Netflix seems to be having a South American renaissance. After the smashingly well-produced Narcos, based on the life of Colombian drug lord Pablo Escobar, the video streaming service has now debuted 3%, a dystopian drama produced locally in Brazil.

In a society riven by poverty and disease, a tiny minority – the name of the series indicates the precise fraction – is permitted a chance at a better life by participating in The Process – a series of physical and mental challenges that are and inhumane in the extreme. The tantalisingly out-of-reach Offshore is a meritocratic haven whose perfection is a far cry from the grim reality of the Inland.

This, then, is Hunger Games territory. Unlike the Katniss Everdeen-fronted series, though, the losers here have the option of returning to the Inland, alive if barely so. No matter. Death will visit nevertheless and the eight-episode format allows each task to be drawn out until the very final stretch of the psychological evil underpinning The Process has been unleashed.


Joao Miguel stars as Ezequiel, the charismatic and megalomaniacal conductor of The Process, whose apathy to the suffering of the participants blinds him to an unfolding tragedy at home. In one task, he keeps a bunch of young men and women – The Process admits 20-year-olds – cooped up inside a warehouse without food and water until they revolt – not against The Process but one another. It’s a harrowing episode made worse by its amoral presentation of the events unfolding on the screen.
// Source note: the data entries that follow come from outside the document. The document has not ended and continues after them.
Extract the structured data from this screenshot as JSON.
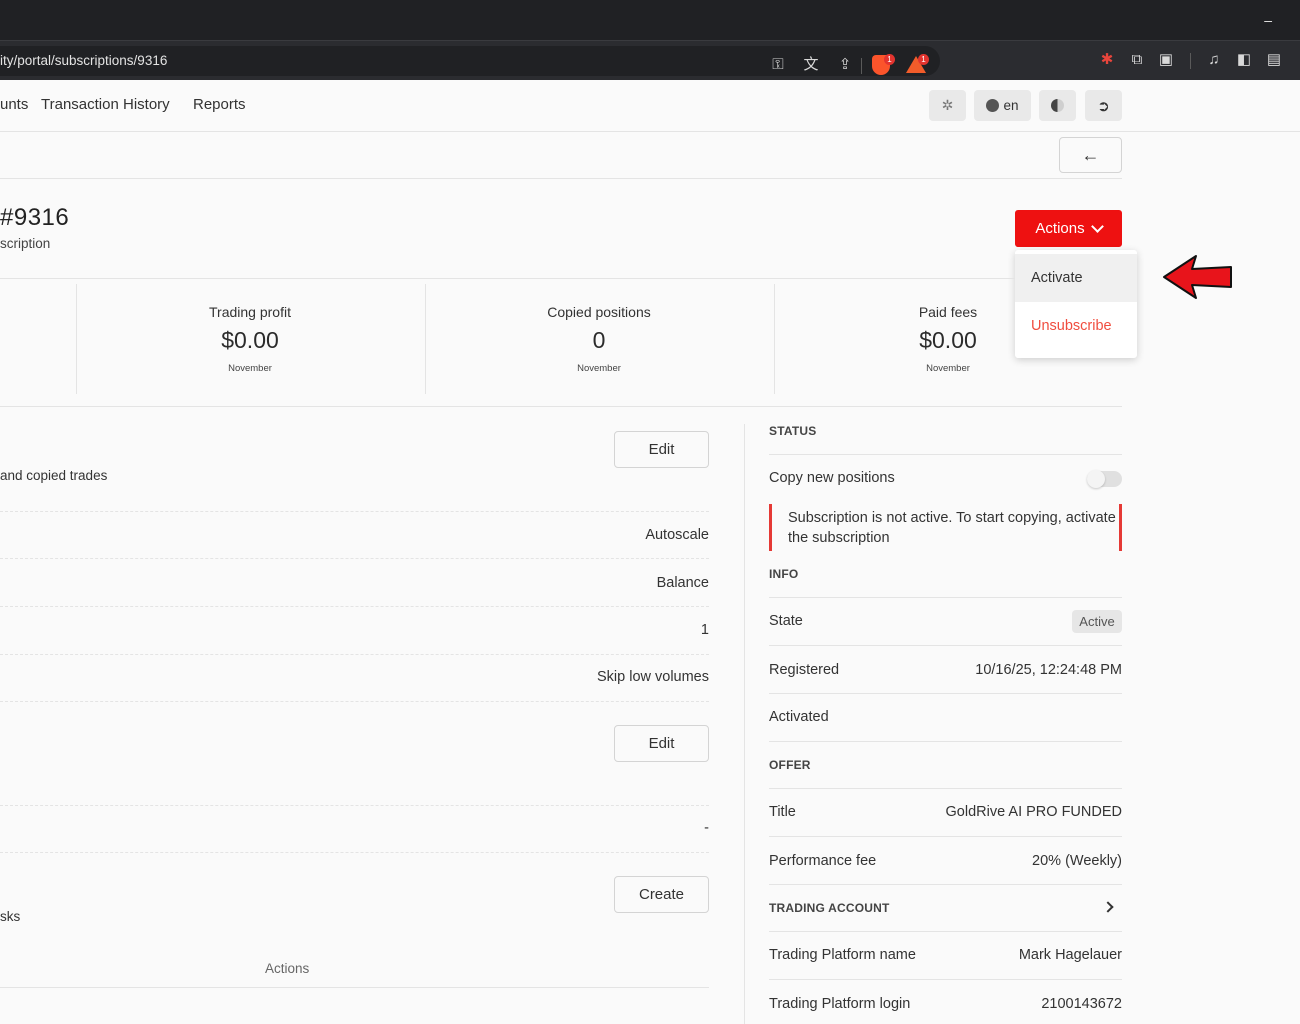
{
  "browser": {
    "url": "ity/portal/subscriptions/9316",
    "minimize_glyph": "–",
    "shield_badge": "1",
    "alert_badge": "1"
  },
  "nav": {
    "links": [
      "unts",
      "Transaction History",
      "Reports"
    ],
    "language": "en"
  },
  "header": {
    "title": "#9316",
    "subtitle": "scription",
    "actions_label": "Actions",
    "dropdown": {
      "activate": "Activate",
      "unsubscribe": "Unsubscribe"
    }
  },
  "stats": [
    {
      "label": "Trading profit",
      "value": "$0.00",
      "period": "November"
    },
    {
      "label": "Copied positions",
      "value": "0",
      "period": "November"
    },
    {
      "label": "Paid fees",
      "value": "$0.00",
      "period": "November"
    }
  ],
  "left": {
    "edit_label": "Edit",
    "edit2_label": "Edit",
    "create_label": "Create",
    "copied_trades_text": "and copied trades",
    "autoscale": "Autoscale",
    "balance": "Balance",
    "one": "1",
    "skip_low_volumes": "Skip low volumes",
    "dash": "-",
    "tasks_text": "sks",
    "actions_header": "Actions"
  },
  "status": {
    "section": "STATUS",
    "copy_new_positions": "Copy new positions",
    "alert": "Subscription is not active. To start copying, activate the subscription"
  },
  "info": {
    "section": "INFO",
    "state_label": "State",
    "state_value": "Active",
    "registered_label": "Registered",
    "registered_value": "10/16/25, 12:24:48 PM",
    "activated_label": "Activated"
  },
  "offer": {
    "section": "OFFER",
    "title_label": "Title",
    "title_value": "GoldRive AI PRO FUNDED",
    "fee_label": "Performance fee",
    "fee_value": "20% (Weekly)"
  },
  "trading_account": {
    "section": "TRADING ACCOUNT",
    "platform_name_label": "Trading Platform name",
    "platform_name_value": "Mark Hagelauer",
    "platform_login_label": "Trading Platform login",
    "platform_login_value": "2100143672"
  },
  "colors": {
    "accent": "#ee1111",
    "unsubscribe": "#f04d3f",
    "alert_border": "#e53935"
  }
}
Michele (Bianca Comparato) is one of those participants. She belongs to the Cause, a ragtag bunch that comes together to take down The Process and all that it represents – elitism, the illusion of choice, and savagery. She has her reasons for hating The Process and especially Ezequiel, but in the timeless tradition of all morality tales, must not peek so deep into the abyss that the abyss stares back at her.

The show is based off a 2011 web series created by Pedro Aguilera, and executive produced by cinematographer Cesar Charlon (City of God, The Constant Gardener). The cast consists entirely of Brazilian actors. Michel Gomes plays Fernando, a wheelchair-bound participant whose humanity is a beacon in the oncoming darkness. Rodolfo Valente plays Rafael, a striking young man whose success in The Process hides disturbing truths about his past. Finally, there is Vaneza Oliveira who, as the enterprising Joana, brings an admirable ruthlessness to her character.

What works in the series’s favour is the elaborate backgrounds bestowed on the characters, even Ezequiel, whose past forces itself messily into his elaborate game plan. The Council, peopled by seniors on the Offshore, has deputed Aline (the stunning Viviane Porto) to probe allegations of misconduct against him and the two will come to indulge in a cat-and-mouse game that mirrors The Process in its naked ambition.

This is the first season of 3% and it ends on a suitably unsettled note to merit another block of episodes. The series, which was made available globally on November 25, has garnered rave reviews. This should give hope to other local properties in which Netflix in investing, including India, where an Anurag Kashyap-led adaptation of Vikram Chandra’s Sacred Games is in the offing.